**Description of the task:** Leaving the pictures aside, reproduce the data in full and word for word.

App and web page records:
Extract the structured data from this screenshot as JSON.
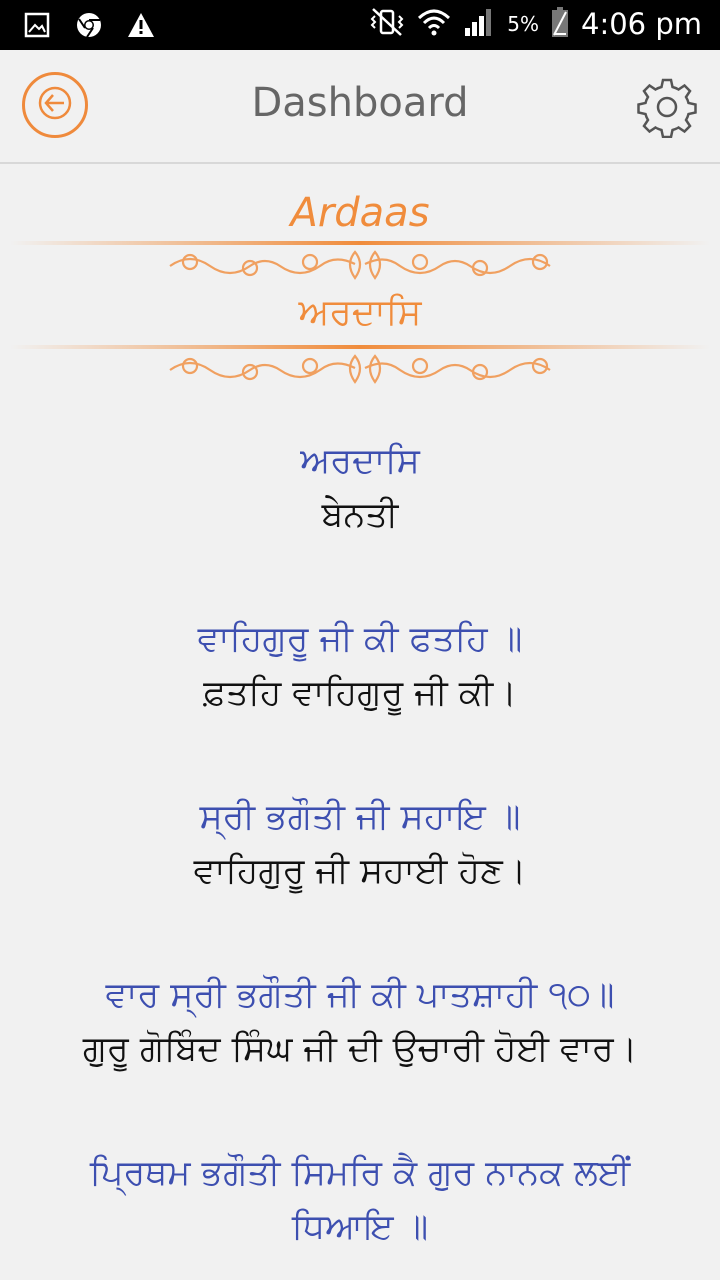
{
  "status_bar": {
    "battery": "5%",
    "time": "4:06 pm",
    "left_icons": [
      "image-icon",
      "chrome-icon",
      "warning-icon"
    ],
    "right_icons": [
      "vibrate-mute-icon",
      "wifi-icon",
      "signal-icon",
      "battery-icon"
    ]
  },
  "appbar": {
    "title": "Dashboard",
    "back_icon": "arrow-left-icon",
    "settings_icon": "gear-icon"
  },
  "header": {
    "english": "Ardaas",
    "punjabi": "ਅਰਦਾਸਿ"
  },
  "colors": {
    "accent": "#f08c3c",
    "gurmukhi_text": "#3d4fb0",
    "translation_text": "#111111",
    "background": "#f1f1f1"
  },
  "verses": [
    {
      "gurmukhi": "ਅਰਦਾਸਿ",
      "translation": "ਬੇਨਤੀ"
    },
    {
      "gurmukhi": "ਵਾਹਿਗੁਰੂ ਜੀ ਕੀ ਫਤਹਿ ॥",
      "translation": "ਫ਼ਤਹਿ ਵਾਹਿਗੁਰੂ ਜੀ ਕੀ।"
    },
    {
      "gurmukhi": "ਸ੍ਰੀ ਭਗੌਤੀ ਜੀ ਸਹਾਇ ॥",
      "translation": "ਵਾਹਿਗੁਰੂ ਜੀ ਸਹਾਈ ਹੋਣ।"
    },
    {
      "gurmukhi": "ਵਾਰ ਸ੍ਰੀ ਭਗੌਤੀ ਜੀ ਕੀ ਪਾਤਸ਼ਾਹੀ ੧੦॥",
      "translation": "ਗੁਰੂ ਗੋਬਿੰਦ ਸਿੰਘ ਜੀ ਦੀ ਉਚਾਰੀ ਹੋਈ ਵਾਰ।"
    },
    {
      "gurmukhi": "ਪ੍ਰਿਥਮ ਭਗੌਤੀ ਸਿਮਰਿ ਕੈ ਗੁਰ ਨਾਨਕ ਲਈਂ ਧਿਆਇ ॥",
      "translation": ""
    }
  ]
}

**The completed task:**
Extract the structured data from this screenshot as JSON.
{
  "status_bar": {
    "battery": "5%",
    "time": "4:06 pm",
    "left_icons": [
      "image-icon",
      "chrome-icon",
      "warning-icon"
    ],
    "right_icons": [
      "vibrate-mute-icon",
      "wifi-icon",
      "signal-icon",
      "battery-icon"
    ]
  },
  "appbar": {
    "title": "Dashboard",
    "back_icon": "arrow-left-icon",
    "settings_icon": "gear-icon"
  },
  "header": {
    "english": "Ardaas",
    "punjabi": "ਅਰਦਾਸਿ"
  },
  "colors": {
    "accent": "#f08c3c",
    "gurmukhi_text": "#3d4fb0",
    "translation_text": "#111111",
    "background": "#f1f1f1"
  },
  "verses": [
    {
      "gurmukhi": "ਅਰਦਾਸਿ",
      "translation": "ਬੇਨਤੀ"
    },
    {
      "gurmukhi": "ਵਾਹਿਗੁਰੂ ਜੀ ਕੀ ਫਤਹਿ ॥",
      "translation": "ਫ਼ਤਹਿ ਵਾਹਿਗੁਰੂ ਜੀ ਕੀ।"
    },
    {
      "gurmukhi": "ਸ੍ਰੀ ਭਗੌਤੀ ਜੀ ਸਹਾਇ ॥",
      "translation": "ਵਾਹਿਗੁਰੂ ਜੀ ਸਹਾਈ ਹੋਣ।"
    },
    {
      "gurmukhi": "ਵਾਰ ਸ੍ਰੀ ਭਗੌਤੀ ਜੀ ਕੀ ਪਾਤਸ਼ਾਹੀ ੧੦॥",
      "translation": "ਗੁਰੂ ਗੋਬਿੰਦ ਸਿੰਘ ਜੀ ਦੀ ਉਚਾਰੀ ਹੋਈ ਵਾਰ।"
    },
    {
      "gurmukhi": "ਪ੍ਰਿਥਮ ਭਗੌਤੀ ਸਿਮਰਿ ਕੈ ਗੁਰ ਨਾਨਕ ਲਈਂ ਧਿਆਇ ॥",
      "translation": ""
    }
  ]
}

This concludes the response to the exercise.